## Task objective
Omit the images. Copy each entry word for word.

○ ○ ○ ○ ○ ○ ○

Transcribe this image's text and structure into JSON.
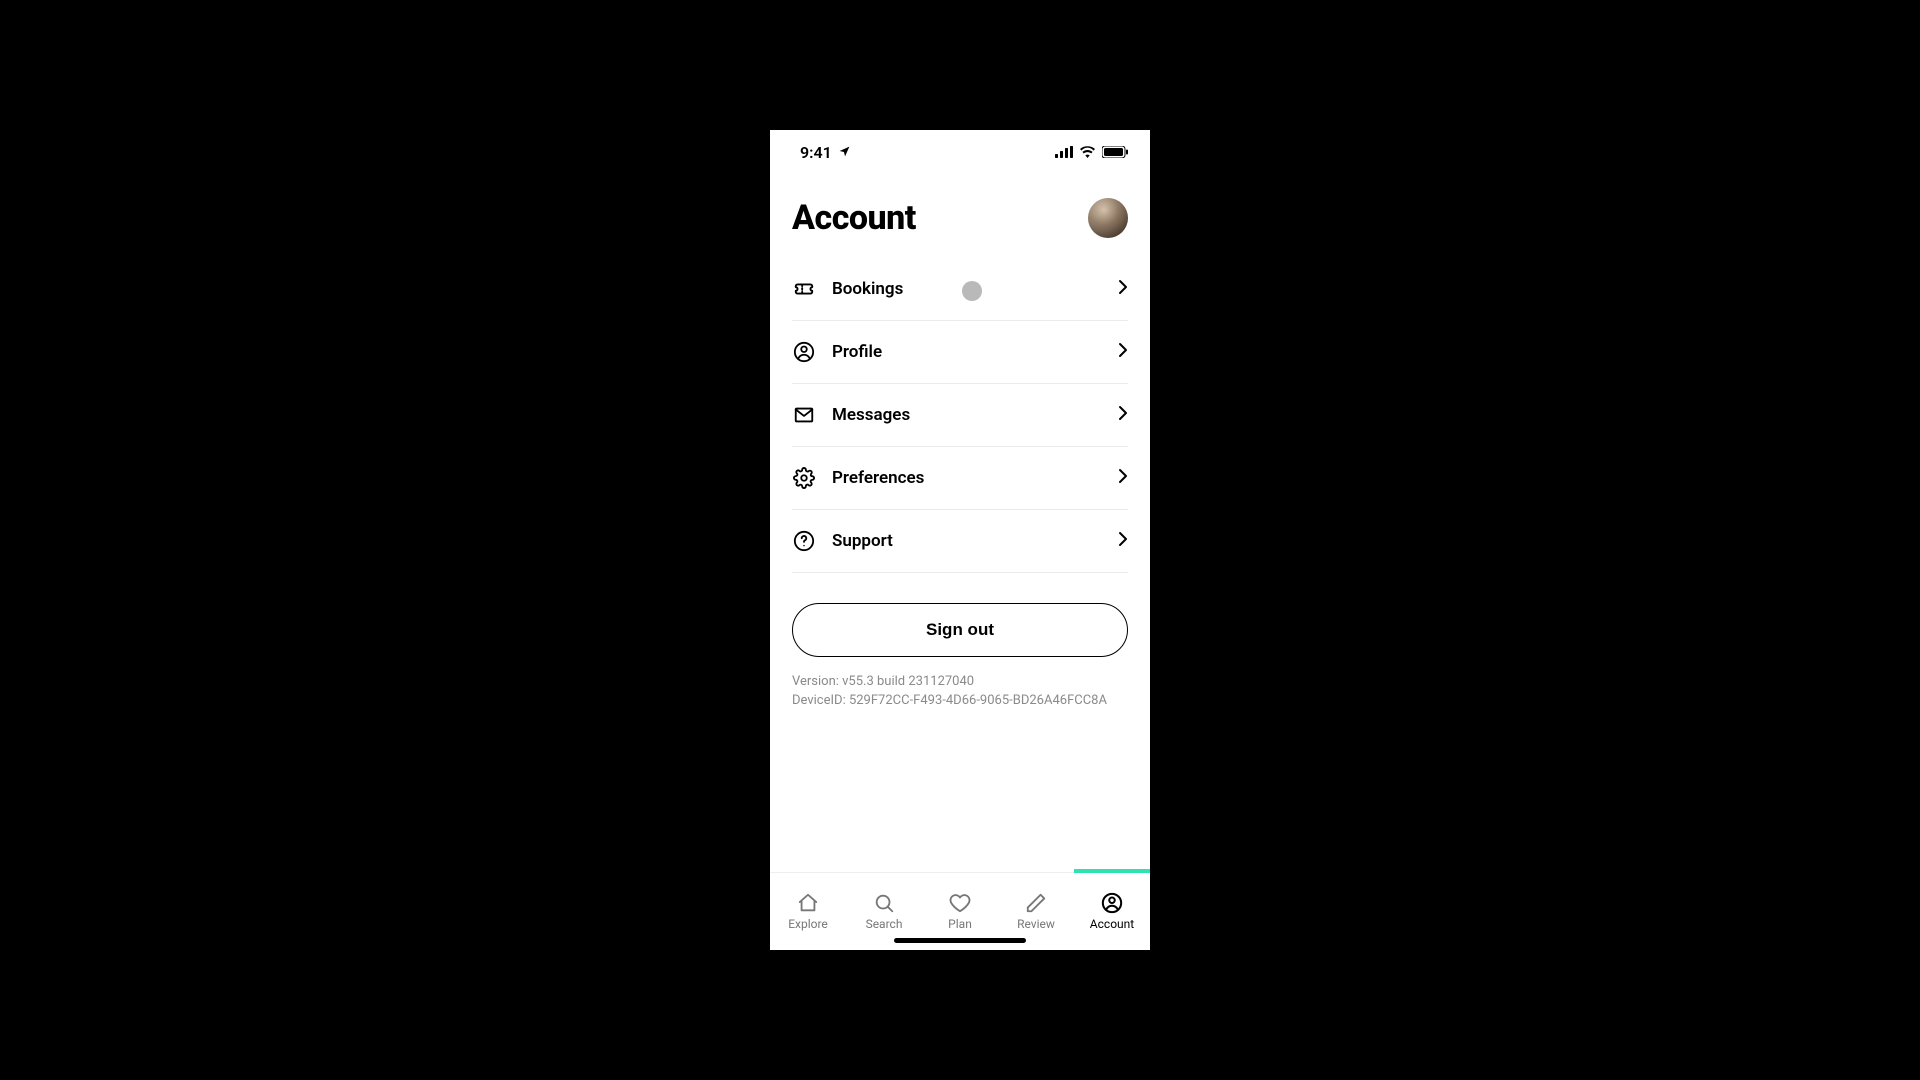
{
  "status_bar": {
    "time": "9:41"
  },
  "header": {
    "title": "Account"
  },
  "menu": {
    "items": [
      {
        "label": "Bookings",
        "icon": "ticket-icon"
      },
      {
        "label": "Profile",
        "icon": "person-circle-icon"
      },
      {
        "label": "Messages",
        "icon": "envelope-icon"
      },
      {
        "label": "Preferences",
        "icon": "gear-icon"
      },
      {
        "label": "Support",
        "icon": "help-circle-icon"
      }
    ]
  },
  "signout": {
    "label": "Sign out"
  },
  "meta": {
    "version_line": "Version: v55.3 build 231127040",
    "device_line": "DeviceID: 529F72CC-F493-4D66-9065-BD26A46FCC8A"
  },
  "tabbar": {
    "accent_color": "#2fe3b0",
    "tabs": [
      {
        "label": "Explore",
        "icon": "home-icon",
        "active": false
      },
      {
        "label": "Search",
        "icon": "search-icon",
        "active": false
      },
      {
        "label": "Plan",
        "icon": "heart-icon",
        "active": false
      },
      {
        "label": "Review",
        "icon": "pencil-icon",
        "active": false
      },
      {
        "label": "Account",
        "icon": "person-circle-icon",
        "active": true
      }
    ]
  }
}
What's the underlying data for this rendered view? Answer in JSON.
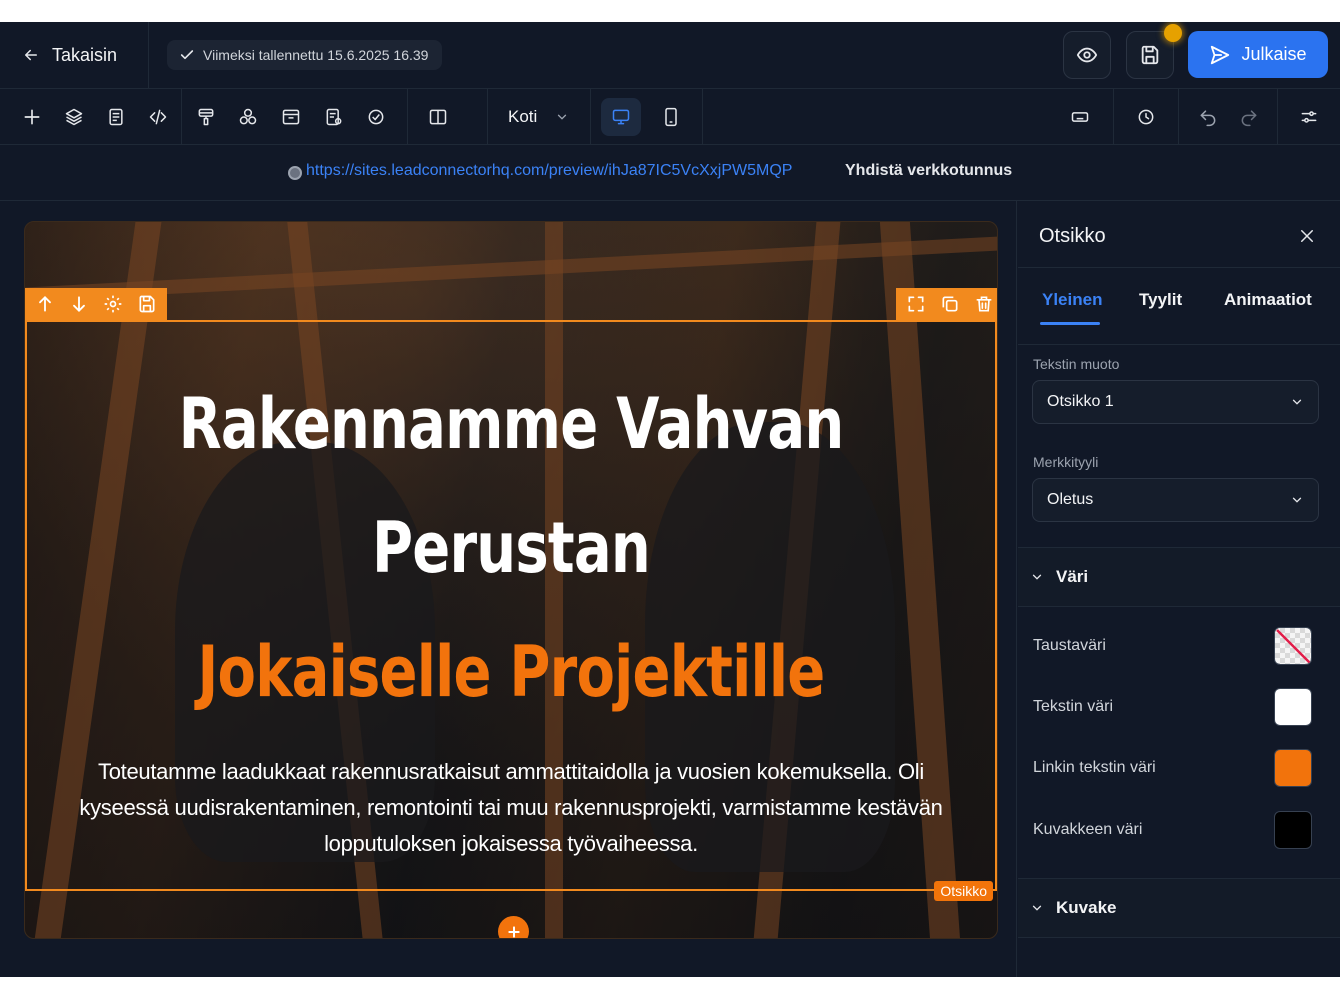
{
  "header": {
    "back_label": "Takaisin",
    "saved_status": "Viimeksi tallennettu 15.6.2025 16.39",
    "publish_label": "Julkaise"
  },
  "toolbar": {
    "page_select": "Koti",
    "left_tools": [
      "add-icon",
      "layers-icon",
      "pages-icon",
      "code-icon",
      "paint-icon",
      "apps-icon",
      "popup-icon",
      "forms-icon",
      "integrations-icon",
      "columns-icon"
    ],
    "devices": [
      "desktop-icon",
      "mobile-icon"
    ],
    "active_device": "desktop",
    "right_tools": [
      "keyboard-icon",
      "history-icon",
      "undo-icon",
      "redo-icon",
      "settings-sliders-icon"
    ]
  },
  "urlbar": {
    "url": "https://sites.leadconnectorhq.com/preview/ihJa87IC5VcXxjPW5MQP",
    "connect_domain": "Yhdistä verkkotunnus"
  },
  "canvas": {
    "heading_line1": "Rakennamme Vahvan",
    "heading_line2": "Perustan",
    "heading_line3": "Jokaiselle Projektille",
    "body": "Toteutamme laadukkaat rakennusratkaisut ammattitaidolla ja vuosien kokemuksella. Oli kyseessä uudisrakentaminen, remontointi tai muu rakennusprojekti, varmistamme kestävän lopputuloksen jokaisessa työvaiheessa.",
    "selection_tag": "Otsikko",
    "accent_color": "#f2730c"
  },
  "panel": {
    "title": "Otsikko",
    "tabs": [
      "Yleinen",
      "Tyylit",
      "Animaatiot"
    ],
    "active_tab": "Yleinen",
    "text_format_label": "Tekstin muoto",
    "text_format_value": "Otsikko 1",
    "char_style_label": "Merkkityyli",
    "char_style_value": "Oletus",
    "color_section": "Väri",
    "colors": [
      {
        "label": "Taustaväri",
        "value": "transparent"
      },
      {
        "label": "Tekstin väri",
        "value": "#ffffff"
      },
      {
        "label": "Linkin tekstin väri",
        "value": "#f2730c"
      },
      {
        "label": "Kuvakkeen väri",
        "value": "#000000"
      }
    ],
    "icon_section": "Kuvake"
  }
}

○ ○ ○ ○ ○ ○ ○

## Written response
Transcribe this image's text and structure into JSON.
{
  "status_bar": {
    "time": "9:41"
  },
  "header": {
    "title": "Account"
  },
  "menu": {
    "items": [
      {
        "label": "Bookings",
        "icon": "ticket-icon"
      },
      {
        "label": "Profile",
        "icon": "person-circle-icon"
      },
      {
        "label": "Messages",
        "icon": "envelope-icon"
      },
      {
        "label": "Preferences",
        "icon": "gear-icon"
      },
      {
        "label": "Support",
        "icon": "help-circle-icon"
      }
    ]
  },
  "signout": {
    "label": "Sign out"
  },
  "meta": {
    "version_line": "Version: v55.3 build 231127040",
    "device_line": "DeviceID: 529F72CC-F493-4D66-9065-BD26A46FCC8A"
  },
  "tabbar": {
    "accent_color": "#2fe3b0",
    "tabs": [
      {
        "label": "Explore",
        "icon": "home-icon",
        "active": false
      },
      {
        "label": "Search",
        "icon": "search-icon",
        "active": false
      },
      {
        "label": "Plan",
        "icon": "heart-icon",
        "active": false
      },
      {
        "label": "Review",
        "icon": "pencil-icon",
        "active": false
      },
      {
        "label": "Account",
        "icon": "person-circle-icon",
        "active": true
      }
    ]
  }
}
What's the underlying data for this rendered view? Answer in JSON.
{
  "header": {
    "back_label": "Takaisin",
    "saved_status": "Viimeksi tallennettu 15.6.2025 16.39",
    "publish_label": "Julkaise"
  },
  "toolbar": {
    "page_select": "Koti",
    "left_tools": [
      "add-icon",
      "layers-icon",
      "pages-icon",
      "code-icon",
      "paint-icon",
      "apps-icon",
      "popup-icon",
      "forms-icon",
      "integrations-icon",
      "columns-icon"
    ],
    "devices": [
      "desktop-icon",
      "mobile-icon"
    ],
    "active_device": "desktop",
    "right_tools": [
      "keyboard-icon",
      "history-icon",
      "undo-icon",
      "redo-icon",
      "settings-sliders-icon"
    ]
  },
  "urlbar": {
    "url": "https://sites.leadconnectorhq.com/preview/ihJa87IC5VcXxjPW5MQP",
    "connect_domain": "Yhdistä verkkotunnus"
  },
  "canvas": {
    "heading_line1": "Rakennamme Vahvan",
    "heading_line2": "Perustan",
    "heading_line3": "Jokaiselle Projektille",
    "body": "Toteutamme laadukkaat rakennusratkaisut ammattitaidolla ja vuosien kokemuksella. Oli kyseessä uudisrakentaminen, remontointi tai muu rakennusprojekti, varmistamme kestävän lopputuloksen jokaisessa työvaiheessa.",
    "selection_tag": "Otsikko",
    "accent_color": "#f2730c"
  },
  "panel": {
    "title": "Otsikko",
    "tabs": [
      "Yleinen",
      "Tyylit",
      "Animaatiot"
    ],
    "active_tab": "Yleinen",
    "text_format_label": "Tekstin muoto",
    "text_format_value": "Otsikko 1",
    "char_style_label": "Merkkityyli",
    "char_style_value": "Oletus",
    "color_section": "Väri",
    "colors": [
      {
        "label": "Taustaväri",
        "value": "transparent"
      },
      {
        "label": "Tekstin väri",
        "value": "#ffffff"
      },
      {
        "label": "Linkin tekstin väri",
        "value": "#f2730c"
      },
      {
        "label": "Kuvakkeen väri",
        "value": "#000000"
      }
    ],
    "icon_section": "Kuvake"
  }
}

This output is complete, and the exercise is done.